More than half the ice shelves ringing Antarctica that prevent huge glaciers from sliding into the ocean and lifting sea levels are at risk of crumbling due to climate change, researchers said Wednesday.
Melt water running into deep fissures caused by warming air is undermining the structural integrity of these natural barricades, they reported in Nature.
"If the ice shelves fill up with melt water, things can happen very quickly," said co-author Jonathan Kingslake, a glaciologist at Columbia University's Lamont-Doherty Earth Observatory.
"There could be major consequences for sea levels."
Scientists are especially concerned about the weakened state of ice shelves holding back West Antarctica's Pine Island and Thwaites glaciers which could, if destabilised, raise global oceans by more than three metres.
The two glaciers cover an area larger than Germany.
Up to a kilometre thick, ice shelves are the solid ice extension of land-bound glaciers.
Because they are already floating on ocean water, they do not add to sea level when huge chunks break off as icebergs.
But the far more massive glaciers - part of the Antarctic ice sheet - they block from sliding toward the sea have already become a major contributor to sea level rise.
The United Nation's science advisory panel for climate change, the IPCC, has forecast that oceans will rise up to a metre by the end of the century, and even more after that.
Hundreds of millions of people live within a few metres of sea level.

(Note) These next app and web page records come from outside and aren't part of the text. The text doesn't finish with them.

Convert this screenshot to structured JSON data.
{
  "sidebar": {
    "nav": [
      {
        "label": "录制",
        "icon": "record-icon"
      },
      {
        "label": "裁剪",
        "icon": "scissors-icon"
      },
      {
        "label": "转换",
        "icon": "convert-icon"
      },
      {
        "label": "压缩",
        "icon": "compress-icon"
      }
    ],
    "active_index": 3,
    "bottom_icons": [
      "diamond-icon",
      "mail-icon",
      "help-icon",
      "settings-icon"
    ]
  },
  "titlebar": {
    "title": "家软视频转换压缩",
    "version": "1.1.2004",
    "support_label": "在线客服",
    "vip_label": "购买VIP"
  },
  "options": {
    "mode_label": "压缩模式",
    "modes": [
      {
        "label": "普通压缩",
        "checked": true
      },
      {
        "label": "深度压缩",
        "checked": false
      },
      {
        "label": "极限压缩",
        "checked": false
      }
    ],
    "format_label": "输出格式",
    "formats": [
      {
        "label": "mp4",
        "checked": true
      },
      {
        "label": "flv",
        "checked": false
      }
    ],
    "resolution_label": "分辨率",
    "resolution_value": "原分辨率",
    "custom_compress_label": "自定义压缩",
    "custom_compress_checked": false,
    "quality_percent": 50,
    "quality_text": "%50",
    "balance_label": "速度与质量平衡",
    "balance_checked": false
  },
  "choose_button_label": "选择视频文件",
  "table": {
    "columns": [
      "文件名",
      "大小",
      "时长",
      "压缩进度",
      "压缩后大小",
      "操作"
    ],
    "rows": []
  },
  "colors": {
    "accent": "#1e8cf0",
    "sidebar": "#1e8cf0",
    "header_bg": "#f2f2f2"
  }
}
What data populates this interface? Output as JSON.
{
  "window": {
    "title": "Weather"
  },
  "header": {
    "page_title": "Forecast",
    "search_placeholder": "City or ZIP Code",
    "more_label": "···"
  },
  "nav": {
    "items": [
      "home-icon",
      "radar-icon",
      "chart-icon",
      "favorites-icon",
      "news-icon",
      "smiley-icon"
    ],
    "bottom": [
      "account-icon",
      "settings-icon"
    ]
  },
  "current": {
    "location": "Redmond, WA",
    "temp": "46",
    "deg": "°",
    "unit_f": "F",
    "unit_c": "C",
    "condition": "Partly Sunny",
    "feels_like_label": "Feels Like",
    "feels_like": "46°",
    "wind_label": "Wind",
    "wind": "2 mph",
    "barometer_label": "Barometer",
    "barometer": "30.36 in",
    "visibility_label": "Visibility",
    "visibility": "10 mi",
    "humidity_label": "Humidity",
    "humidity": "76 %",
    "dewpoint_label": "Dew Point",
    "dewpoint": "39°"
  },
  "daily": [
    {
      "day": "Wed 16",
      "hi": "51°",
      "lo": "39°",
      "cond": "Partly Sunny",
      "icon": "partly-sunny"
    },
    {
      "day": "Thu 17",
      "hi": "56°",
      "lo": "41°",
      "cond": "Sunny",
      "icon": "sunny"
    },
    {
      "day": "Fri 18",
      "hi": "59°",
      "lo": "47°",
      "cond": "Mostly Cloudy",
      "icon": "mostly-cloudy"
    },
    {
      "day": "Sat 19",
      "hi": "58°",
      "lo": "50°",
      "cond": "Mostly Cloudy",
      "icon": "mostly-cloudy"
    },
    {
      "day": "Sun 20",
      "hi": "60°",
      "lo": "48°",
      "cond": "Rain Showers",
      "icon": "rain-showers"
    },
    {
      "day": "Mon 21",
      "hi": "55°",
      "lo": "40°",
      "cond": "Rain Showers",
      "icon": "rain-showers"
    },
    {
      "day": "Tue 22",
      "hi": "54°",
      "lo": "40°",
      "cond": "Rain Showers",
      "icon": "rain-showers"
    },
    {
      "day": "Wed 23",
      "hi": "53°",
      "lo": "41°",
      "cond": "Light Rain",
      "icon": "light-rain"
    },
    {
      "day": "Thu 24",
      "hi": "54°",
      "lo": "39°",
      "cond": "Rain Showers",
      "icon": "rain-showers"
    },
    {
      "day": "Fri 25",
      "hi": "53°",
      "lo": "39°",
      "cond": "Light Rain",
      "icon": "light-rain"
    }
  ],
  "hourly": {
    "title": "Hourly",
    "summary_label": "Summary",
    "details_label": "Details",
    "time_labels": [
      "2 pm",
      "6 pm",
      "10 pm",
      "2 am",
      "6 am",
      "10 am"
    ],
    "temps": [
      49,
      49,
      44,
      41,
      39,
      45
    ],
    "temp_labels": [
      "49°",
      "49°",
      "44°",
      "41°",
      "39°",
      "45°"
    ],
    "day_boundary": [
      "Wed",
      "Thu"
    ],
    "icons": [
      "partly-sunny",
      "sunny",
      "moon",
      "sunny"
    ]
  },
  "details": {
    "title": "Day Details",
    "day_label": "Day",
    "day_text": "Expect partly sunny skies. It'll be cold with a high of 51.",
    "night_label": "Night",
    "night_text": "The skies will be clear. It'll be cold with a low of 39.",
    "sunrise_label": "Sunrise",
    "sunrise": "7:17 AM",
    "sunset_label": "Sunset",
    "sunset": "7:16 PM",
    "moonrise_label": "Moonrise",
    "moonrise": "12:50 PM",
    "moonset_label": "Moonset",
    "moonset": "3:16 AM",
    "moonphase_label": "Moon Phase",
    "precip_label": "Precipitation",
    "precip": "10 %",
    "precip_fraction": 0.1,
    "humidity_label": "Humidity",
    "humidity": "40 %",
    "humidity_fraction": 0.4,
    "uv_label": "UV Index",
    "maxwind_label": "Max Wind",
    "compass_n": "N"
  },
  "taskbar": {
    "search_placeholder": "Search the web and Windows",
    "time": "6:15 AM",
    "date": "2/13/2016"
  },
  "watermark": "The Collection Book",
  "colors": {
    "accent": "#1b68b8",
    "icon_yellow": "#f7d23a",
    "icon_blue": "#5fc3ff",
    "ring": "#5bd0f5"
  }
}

Ice shelves are often wedged between land formations such as at the mouth of a bay, which helps them resist the pressure of the glaciers pushing toward the sea.
But climate change is eroding them in more ways than one.
Earlier research has shown than warming ocean water is seeping past the grounding line - where the ice shelf begins - and below the underbelly of the glaciers, lubricating their movement toward the sea.
The new findings show that atmospheric warming is attacking ice shelves from above as well.
Earth's average surface temperature has gone up by one degree Celsius since the 19th century, enough to increase the intensity of droughts, heat waves and tropical cyclones.
But the air over Antarctica has warmed more than twice that much.
One of the consequences has been the appearance of long crevasses parallel to the shore line - up to tens of metres deep - on the top of ice shelves.
As surface ice melts, water pours into these fissures and increases the likelihood of a process called hydrofracturing.
When this happens, water - which is heavier than ice - "violently forces the fractures to zip open and cause the shelf to rapidly disintegrate", the researchers said in a statement.
The Antarctic Peninsula, which has warmed more than any other part of the continent, has shown in dramatic fashion what this can lead to.
Major chunks of the Peninsula's Larsen Ice Shelf - which had been stable for more than 10,000 years - disintegrated within days in 1995, and again in 2002. This was followed by the breakup of the nearby Wilkins Ice Shelf in 2008 and 2009.
Hydrofracturing was almost certainly the main culprit in both cases.
To find out what regions of the continent are most vulnerable, Kingslake and his colleagues used a machine-learning algorithm to analyse satellite images and compile the first complete mapping of Antarctica's ice shelves, and their crevasses.
They estimate that 50 to 70 percent of the areas buttressing glaciers are prone to hydrofracturing.
"Taken together, the author's findings pinpoint the portions of ice shelves that are most vulnerable to atmospheric warming," Jeremy Bassis, a scientist at the University of Michigan, wrote in a comment, also in Nature.
"They show that large sections that are currently stable could collapse as atmospheric temperatures continue to rise."